El Paso County Commissioners say they have no plans to stop saying prayers before each meeting despite a decision Tuesday by the Supreme Court of the United States to reject an appeal from a North Carolina board of county commissioners who were found to have violated the Establishment Clause of the Constitution on strikingly similar circumstances.
In January of 2011, the board changed their official meeting structure to begin every session with a prayer, as opposed to the previous practice of monthly invocations. Chairwoman, Commissioner Amy Lathen says she is unmoved by the high court's decision.
"As long as I'm chair and I have the support of the colleagues on this board, we will have prayer at every meeting," Lathen said.
Commissioner Peggy Littleton proposed the change and even gave the invocation herself on four occasions last year. She says the prayers don't violate the Constitution because representatives of all faiths are welcome to speak.

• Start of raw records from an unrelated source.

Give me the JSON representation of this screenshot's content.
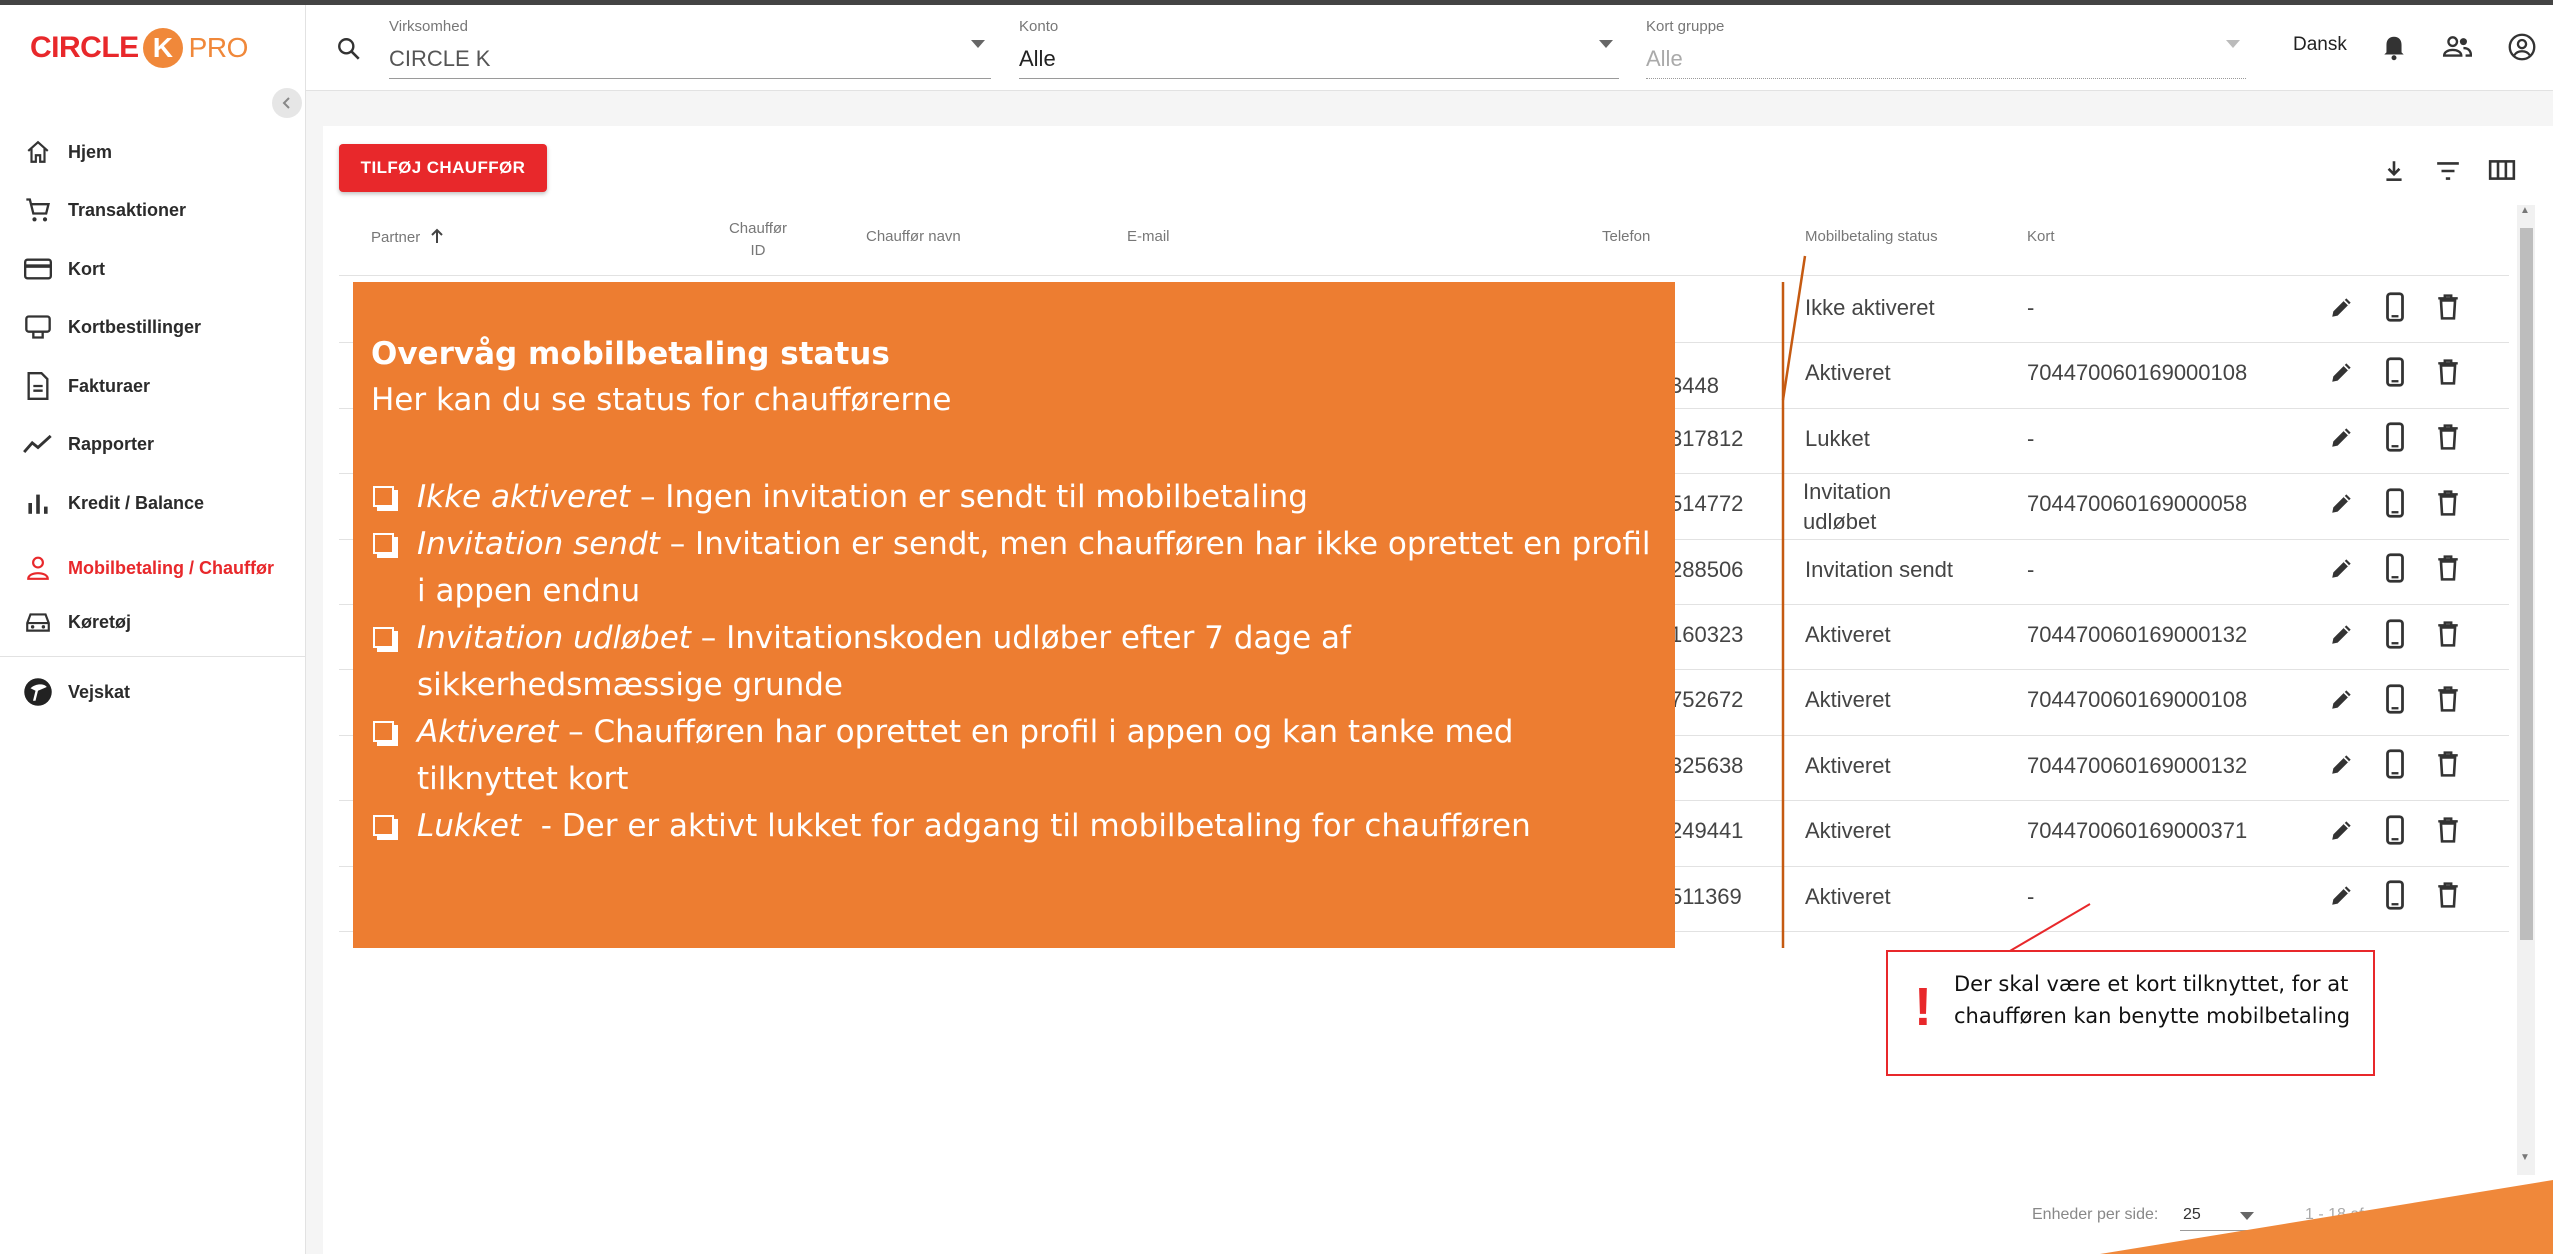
{
  "brand": {
    "name": "CIRCLE",
    "k": "K",
    "pro": "PRO",
    "red": "#e8282b",
    "orange": "#f0883a"
  },
  "header": {
    "company": {
      "label": "Virksomhed",
      "value": "CIRCLE K"
    },
    "account": {
      "label": "Konto",
      "value": "Alle"
    },
    "card_group": {
      "label": "Kort gruppe",
      "value": "Alle"
    },
    "language": "Dansk"
  },
  "sidebar": {
    "items": [
      {
        "label": "Hjem",
        "icon": "home-icon"
      },
      {
        "label": "Transaktioner",
        "icon": "cart-icon"
      },
      {
        "label": "Kort",
        "icon": "card-icon"
      },
      {
        "label": "Kortbestillinger",
        "icon": "card-order-icon"
      },
      {
        "label": "Fakturaer",
        "icon": "document-icon"
      },
      {
        "label": "Rapporter",
        "icon": "trend-icon"
      },
      {
        "label": "Kredit / Balance",
        "icon": "bar-chart-icon"
      },
      {
        "label": "Mobilbetaling / Chauffør",
        "icon": "person-icon",
        "active": true
      },
      {
        "label": "Køretøj",
        "icon": "car-icon"
      },
      {
        "label": "Vejskat",
        "icon": "road-toll-icon"
      }
    ]
  },
  "toolbar": {
    "add_driver": "TILFØJ CHAUFFØR"
  },
  "table": {
    "columns": {
      "partner": "Partner",
      "driver_id_1": "Chauffør",
      "driver_id_2": "ID",
      "driver_name": "Chauffør navn",
      "email": "E-mail",
      "phone": "Telefon",
      "status": "Mobilbetaling status",
      "card": "Kort"
    },
    "rows": [
      {
        "phone": "",
        "status": "Ikke aktiveret",
        "card": "-"
      },
      {
        "phone": "3448",
        "status": "Aktiveret",
        "card": "704470060169000108"
      },
      {
        "phone": "317812",
        "status": "Lukket",
        "card": "-"
      },
      {
        "phone": "514772",
        "status": "Invitation udløbet",
        "status_l1": "Invitation",
        "status_l2": "udløbet",
        "card": "704470060169000058"
      },
      {
        "phone": "288506",
        "status": "Invitation sendt",
        "card": "-"
      },
      {
        "phone": "160323",
        "status": "Aktiveret",
        "card": "704470060169000132"
      },
      {
        "phone": "752672",
        "status": "Aktiveret",
        "card": "704470060169000108"
      },
      {
        "phone": "325638",
        "status": "Aktiveret",
        "card": "704470060169000132"
      },
      {
        "phone": "249441",
        "status": "Aktiveret",
        "card": "704470060169000371"
      },
      {
        "phone": "511369",
        "status": "Aktiveret",
        "card": "-"
      }
    ]
  },
  "footer": {
    "per_page_label": "Enheder per side:",
    "per_page_value": "25",
    "range": "1 - 18 af ..."
  },
  "overlay": {
    "title": "Overvåg mobilbetaling status",
    "subtitle": "Her kan du se status for chaufførerne",
    "items": [
      {
        "term": "Ikke aktiveret",
        "desc": " – Ingen invitation er sendt til mobilbetaling"
      },
      {
        "term": "Invitation sendt",
        "desc": " – Invitation er sendt, men chaufføren har ikke oprettet en profil i appen endnu"
      },
      {
        "term": "Invitation udløbet",
        "desc": " – Invitationskoden udløber efter 7 dage af sikkerhedsmæssige grunde"
      },
      {
        "term": "Aktiveret",
        "desc": " – Chaufføren har oprettet en profil i appen og kan tanke med tilknyttet kort"
      },
      {
        "term": "Lukket",
        "desc": "  - Der er aktivt lukket for adgang til mobilbetaling for chaufføren"
      }
    ],
    "color": "#ed7d31"
  },
  "callout": {
    "mark": "!",
    "text": "Der skal være et kort tilknyttet, for at chaufføren kan benytte mobilbetaling"
  }
}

"We've had rabbis, we've had Christians, we've had Catholics, we've had all sorts of people come," Littleton said. "It's been very inclusive and we welcome anybody who wants to come and give the invocation and no, it's not going to change our decision."
News 5 listened to over 40 invocations from meetings last year and found direct references to Jesus or other Christian beliefs in more than half of them. In Forsyth County, N.C. v. Joyner, a federal appeals court determined the board had violated the Establishment Clause by passively endorsing Christianity because 26 of 33 invocations given between 2007 and 2008 contained references to Jesus Christ, the Trinity or other Christian symbols or names.
County Attorney William Louis doesn't believe the court's decision directly bans prayers at public meetings.
"My office is going to look at the lower court opinion in more detail and see if there's anything we need to do at El Paso County from a policy and procedures stand point to make sure we do not cross that Constitutional line."